Delivering Value – an interactive discussion with private sector clients


On Wednesday April 3rd, AEC firm leaders and marketing professionals convened at Haworth’s Manhattan showroom for Part II of the Executive Roundtable Series. As a follow up to Part I, a brainstorming session about providing value and increasing profitability, Part II consisted of an interactive client discussion focused on client experiences working with consultants and the key to developing long term relationships: delivering value.

Facilitated by Brent Robertson of Fathom, he engaged a range of client perspectives from Sreoshy Banerja of the NYC EDC, Jo Goldberger, AIA of The New School and John Puglisi, PE of Fordham University. Each panelist shared lessons learned from working with consultants and identified various concerns and challenges faced throughout the design and construction process.

“An AEC firm’s ability to do its best work and prosper as a result starts with its ability to articulate its value proposition. But often, a firm’s value proposition is heavily biased toward what the firm sees as most valuable, less what clients really care about. In this unique event, the “clients” our esteemed panelists, made it clear that they want to work with those they like, trust, and are inspired by.

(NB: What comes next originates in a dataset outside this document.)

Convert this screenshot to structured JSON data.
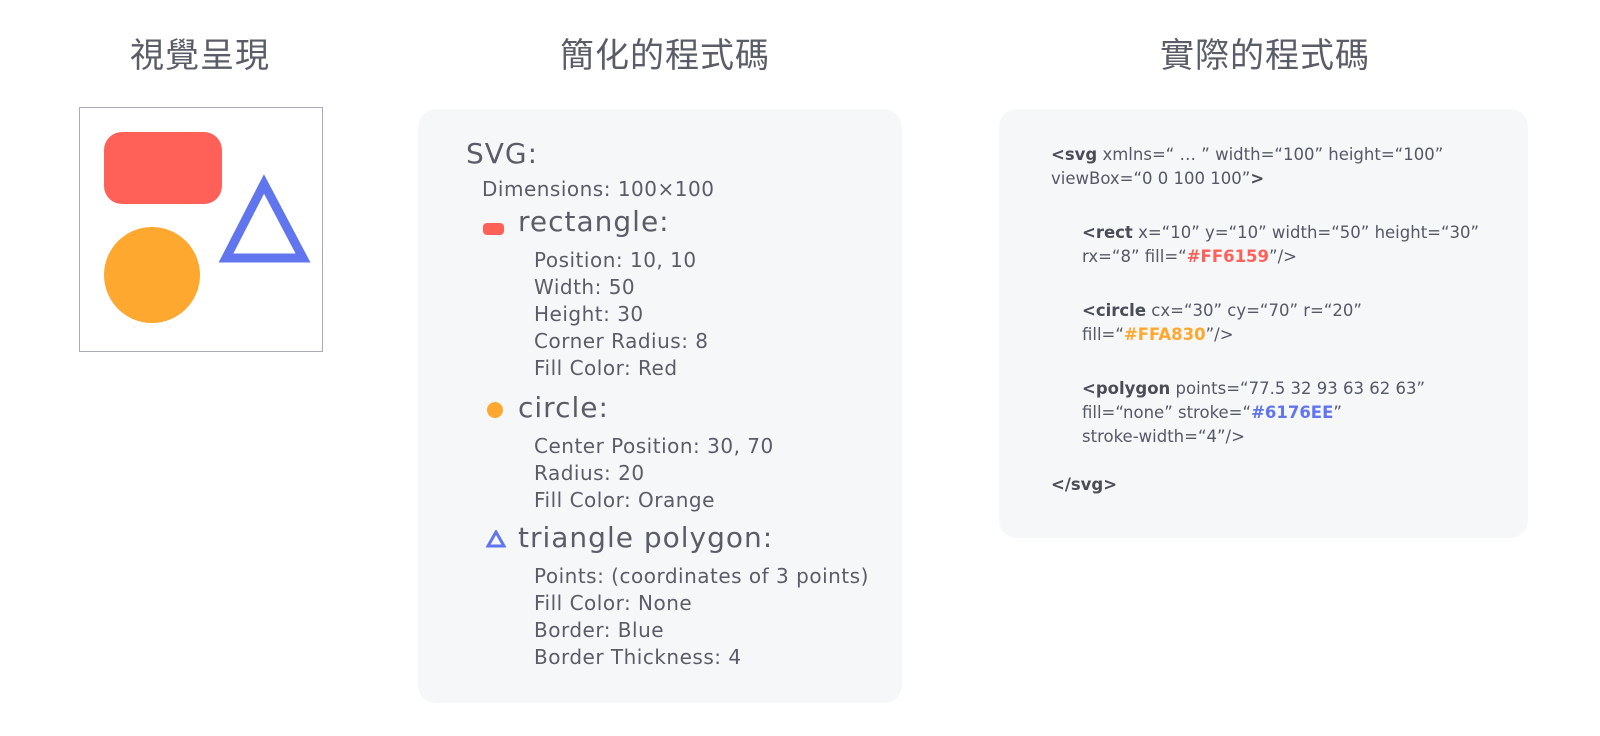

The common thread throughout the conversation was value: understanding what is valuable to each client, how your services align and figuring out how to show that alignment – visually in a proposal to interpersonally in an interview. For AEC consultants, the panelists all shared, through experiences, that proven value is demonstrated in the quality of work, decision making process, and diplomacy and flexibility of the project team. For example, on institutional campuses, the true goal of a project is to make a better place for the future. “Quality work” is expressed in the durability (and in some cases adaptability) of the space as well as how users engage with it – what is the light like, how are people interacting? Additionally, consultants should be able to build a contingency for flexibility. For government agencies, it is common for project scopes to fluctuate as funding sources and decision makers can change, so it is valuable to work with clients that can adapt to these changes and evolve with a project.

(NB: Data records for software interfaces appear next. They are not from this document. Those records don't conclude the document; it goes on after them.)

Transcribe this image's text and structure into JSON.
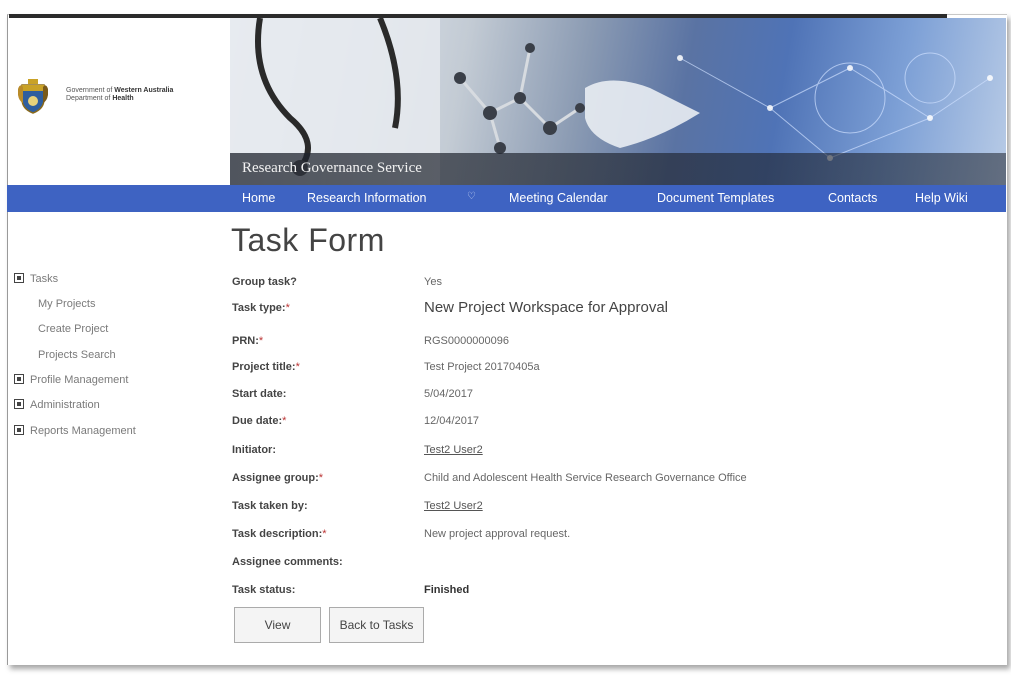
{
  "header": {
    "gov_line1_pre": "Government of ",
    "gov_line1_bold": "Western Australia",
    "gov_line2_pre": "Department of ",
    "gov_line2_bold": "Health",
    "banner_title": "Research Governance Service"
  },
  "nav": {
    "items": [
      {
        "label": "Home"
      },
      {
        "label": "Research Information",
        "icon": "chevron-down-icon"
      },
      {
        "label": "Meeting Calendar"
      },
      {
        "label": "Document Templates"
      },
      {
        "label": "Contacts"
      },
      {
        "label": "Help Wiki"
      }
    ]
  },
  "sidebar": {
    "items": [
      {
        "label": "Tasks",
        "expandable": true
      },
      {
        "label": "My Projects",
        "expandable": false
      },
      {
        "label": "Create Project",
        "expandable": false
      },
      {
        "label": "Projects Search",
        "expandable": false
      },
      {
        "label": "Profile Management",
        "expandable": true
      },
      {
        "label": "Administration",
        "expandable": true
      },
      {
        "label": "Reports Management",
        "expandable": true
      }
    ]
  },
  "form": {
    "title": "Task Form",
    "required_marker": "*",
    "fields": [
      {
        "label": "Group task?",
        "required": false,
        "value": "Yes"
      },
      {
        "label": "Task type:",
        "required": true,
        "value": "New Project Workspace for Approval"
      },
      {
        "label": "PRN:",
        "required": true,
        "value": "RGS0000000096"
      },
      {
        "label": "Project title:",
        "required": true,
        "value": "Test Project 20170405a"
      },
      {
        "label": "Start date:",
        "required": false,
        "value": "5/04/2017"
      },
      {
        "label": "Due date:",
        "required": true,
        "value": "12/04/2017"
      },
      {
        "label": "Initiator:",
        "required": false,
        "value": "Test2 User2"
      },
      {
        "label": "Assignee group:",
        "required": true,
        "value": "Child and Adolescent Health Service Research Governance Office"
      },
      {
        "label": "Task taken by:",
        "required": false,
        "value": "Test2 User2"
      },
      {
        "label": "Task description:",
        "required": true,
        "value": "New project approval request."
      },
      {
        "label": "Assignee comments:",
        "required": false,
        "value": ""
      },
      {
        "label": "Task status:",
        "required": false,
        "value": "Finished"
      }
    ]
  },
  "buttons": {
    "view": "View",
    "back": "Back to Tasks"
  },
  "colors": {
    "nav_bar": "#3e63c2",
    "banner_accent": "#4f73b6"
  }
}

Additionally, the panelists discussed the impact of firm culture on process and shared common attributes of successful partners. These attributes included:

  • Flexibility: ability to adapt to scope changes and work with a client
  • Equality and empowerment of team: showing the team as a collaborative effort, bringing diversity to the table
  • Deep knowledge of client needs and mission: Do your homework! Be aware of your client and what is valuable to them. Know your audience and cater your approach to them.
  • Gratitude and excitement for the task at hand: showing gratitude and respect for the client and people around you – we all have to work together.

Following the panel, attendees had the opportunity to engage the panelists to tackle the issues raised. The ongoing discussion centered on finding what our true value is to clients and how we can deliver that value more efficiently to increase profitability and elevate the perception of the industry as a whole.

Feedback from the attendees was overwhelmingly positive with tangible takeaways ready for immediate implementation including:

  • Clearly communicating understanding of a project by identifying challenges and possible solutions
  • Creating visual narratives to show value and thought process


Check out photos from the event here!